It's one of the first things newly diagnosed diabetics are advised to do before they test their blood glucose: wash your hands. But when soap and water are not available, some experts recommend another strategy: place the "second drop" of blood rather than the first on the test strip.

A new study is suggesting that using this second drop after wiping away the first drop may be an acceptable alternative to handwashing.  

The study appeared in the journal Diabetes Care. It was conducted by Dutch researchers and focused on 123 individuals. They tested their blood sugar under several conditions:

  • after they washed and dried their hands
  • without washing their hands
  • after handling fruit (known to leave a sugary residue on the fingers)
  • after they washed their fruity fingers

For the study, the subjects tested their blood sugar employing a variety of amounts of pressure to obtain the blood. (Many guidelines specify not to squeeze the finger to get blood as it may change the blood sugar levels. Typically, the readings are lower when people put pressure on the finger.)

"Ideally, your hands are clean and dry, you prick your finger, and you measure with a blood glucose meter," says Ronald Tamler, MD, Ph.D, of Mount Sinai Medical Center in New York City. "But you may not always be able to wash your hands. The researchers found that clean hands are still key, but a second drop is a good idea if there is no way to clean your hands."

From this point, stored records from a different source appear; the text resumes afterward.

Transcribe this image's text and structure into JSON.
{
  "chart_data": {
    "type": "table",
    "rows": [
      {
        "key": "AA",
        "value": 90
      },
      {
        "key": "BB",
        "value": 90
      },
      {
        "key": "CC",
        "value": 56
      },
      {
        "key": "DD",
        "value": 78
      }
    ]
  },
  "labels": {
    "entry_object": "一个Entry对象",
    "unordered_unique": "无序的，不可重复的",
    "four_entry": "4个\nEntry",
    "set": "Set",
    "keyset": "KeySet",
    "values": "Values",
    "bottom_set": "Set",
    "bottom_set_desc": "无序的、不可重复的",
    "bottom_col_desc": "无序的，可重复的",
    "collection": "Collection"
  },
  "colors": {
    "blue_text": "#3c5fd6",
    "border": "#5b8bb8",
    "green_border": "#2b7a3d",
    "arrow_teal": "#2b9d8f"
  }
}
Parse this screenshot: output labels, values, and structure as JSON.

Another alternative to handwashing is to use a hand sanitizer, but some alcohols may interfere with the test strips.

So is the using the "second drop" as good as handwashing?

When the researchers examined their test results, they found that compared with tests of clean hands:

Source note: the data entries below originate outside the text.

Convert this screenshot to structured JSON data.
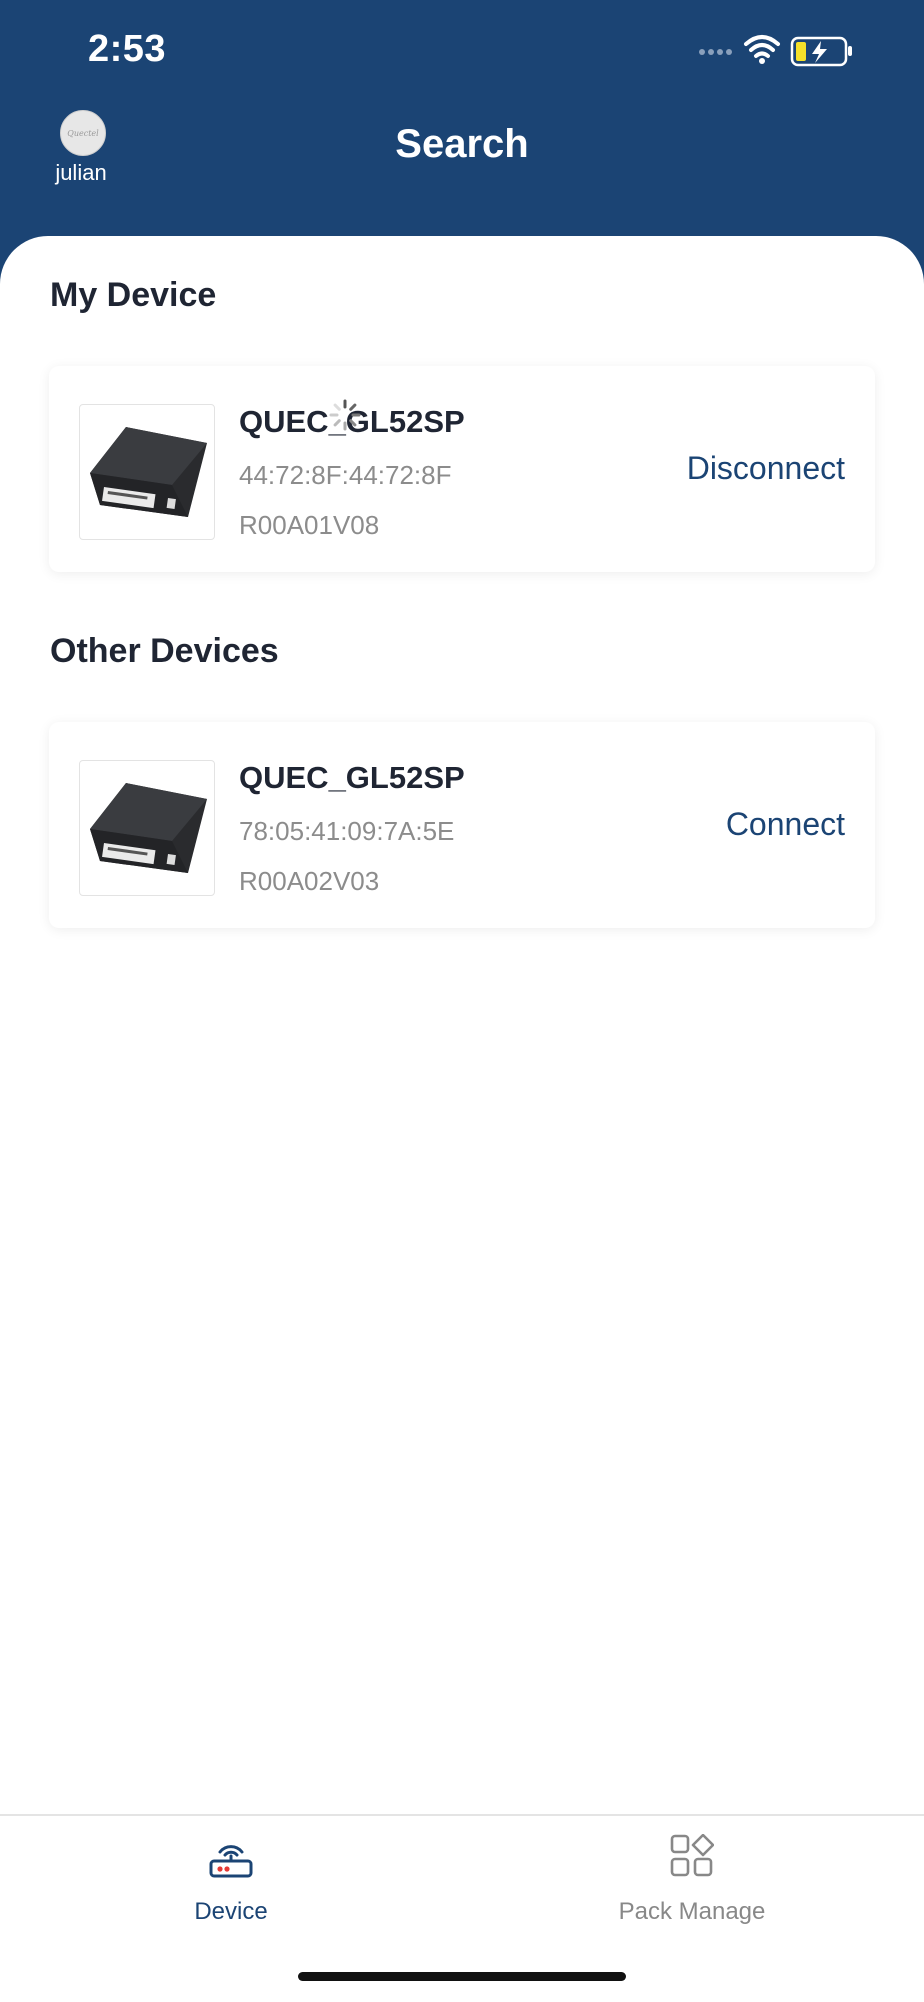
{
  "status_bar": {
    "time": "2:53",
    "icons": [
      "signal-dots-icon",
      "wifi-icon",
      "battery-charging-icon"
    ]
  },
  "header": {
    "title": "Search",
    "user": {
      "name": "julian",
      "avatar_text": "Quectel"
    }
  },
  "sections": {
    "my_device": "My Device",
    "other_devices": "Other Devices"
  },
  "my_devices": [
    {
      "name": "QUEC_GL52SP",
      "mac": "44:72:8F:44:72:8F",
      "version": "R00A01V08",
      "action": "Disconnect"
    }
  ],
  "other_devices": [
    {
      "name": "QUEC_GL52SP",
      "mac": "78:05:41:09:7A:5E",
      "version": "R00A02V03",
      "action": "Connect"
    }
  ],
  "tabs": [
    {
      "label": "Device",
      "icon": "router-icon",
      "active": true
    },
    {
      "label": "Pack Manage",
      "icon": "apps-grid-icon",
      "active": false
    }
  ],
  "colors": {
    "primary": "#1b4474",
    "text": "#1f2533",
    "muted": "#8c8c8c",
    "inactive": "#888888",
    "router_led": "#e53935"
  }
}
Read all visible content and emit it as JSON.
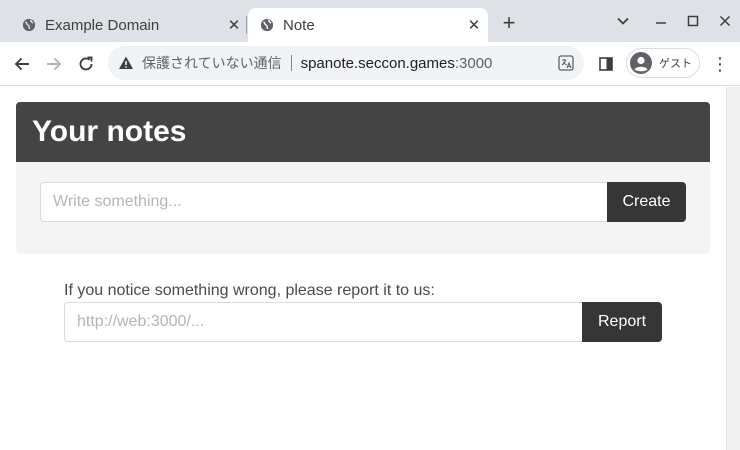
{
  "browser": {
    "tabs": [
      {
        "title": "Example Domain",
        "active": false
      },
      {
        "title": "Note",
        "active": true
      }
    ],
    "new_tab_label": "+",
    "window_controls": {
      "minimize": "—",
      "maximize": "☐",
      "close": "✕"
    },
    "address_bar": {
      "security_text": "保護されていない通信",
      "host": "spanote.seccon.games",
      "port": ":3000"
    },
    "profile_label": "ゲスト",
    "menu_label": "⋮"
  },
  "page": {
    "heading": "Your notes",
    "note_input": {
      "placeholder": "Write something...",
      "value": ""
    },
    "create_button": "Create",
    "report_text": "If you notice something wrong, please report it to us:",
    "report_input": {
      "placeholder": "http://web:3000/...",
      "value": ""
    },
    "report_button": "Report"
  },
  "colors": {
    "header_bg": "#444444",
    "card_bg": "#f4f4f4",
    "button_bg": "#363636",
    "tabstrip_bg": "#dee1e6"
  }
}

  • Some 11 percent of the people in the study had test results that were at least 10 percent inaccurate when they went with the first drop after not washing their hands.
  • Some 4 percent of participants who hadn't washed their hands and who used the second drop of blood had test results that were at least 10 percent off.  

Not washing the hands isn't the only practice that can give inaccurate blood glucose readings. Handling sugary foods before testing (and not washing the hands) is another.

Tamler learned firsthand of how sugary hands can skew a blood sugar reading. One of his patients was a mom who was in good control and whose blood sugars began to be out of whack. When he looked into the matter, he found that she had been baking each week with her kids, handling starches and sugars. Her blood sugar was always very high after coming into contact with the baking ingredients even though she hadn't actually eaten the baked goods.

"Her blood glucose levels miraculously normalized after meticulous hand-washing," Tamler wrote in an article. "I guess this give a new meaning to saying to a patient, "You have a touch of sugar!"

Hortensius, Johanna, and others. "Self Monitoring of Blood Glucose: The use of the first or the second drop of blood."  March 2011. Diabetes Care.

Tamler, Ronald, MD, Ph.D. "A Touch of Sugar." 1 July 2009. Endocrine Today.

" 'Second drop' sometimes OK for blood sugar testing." 8 March 2011. Reuters Health.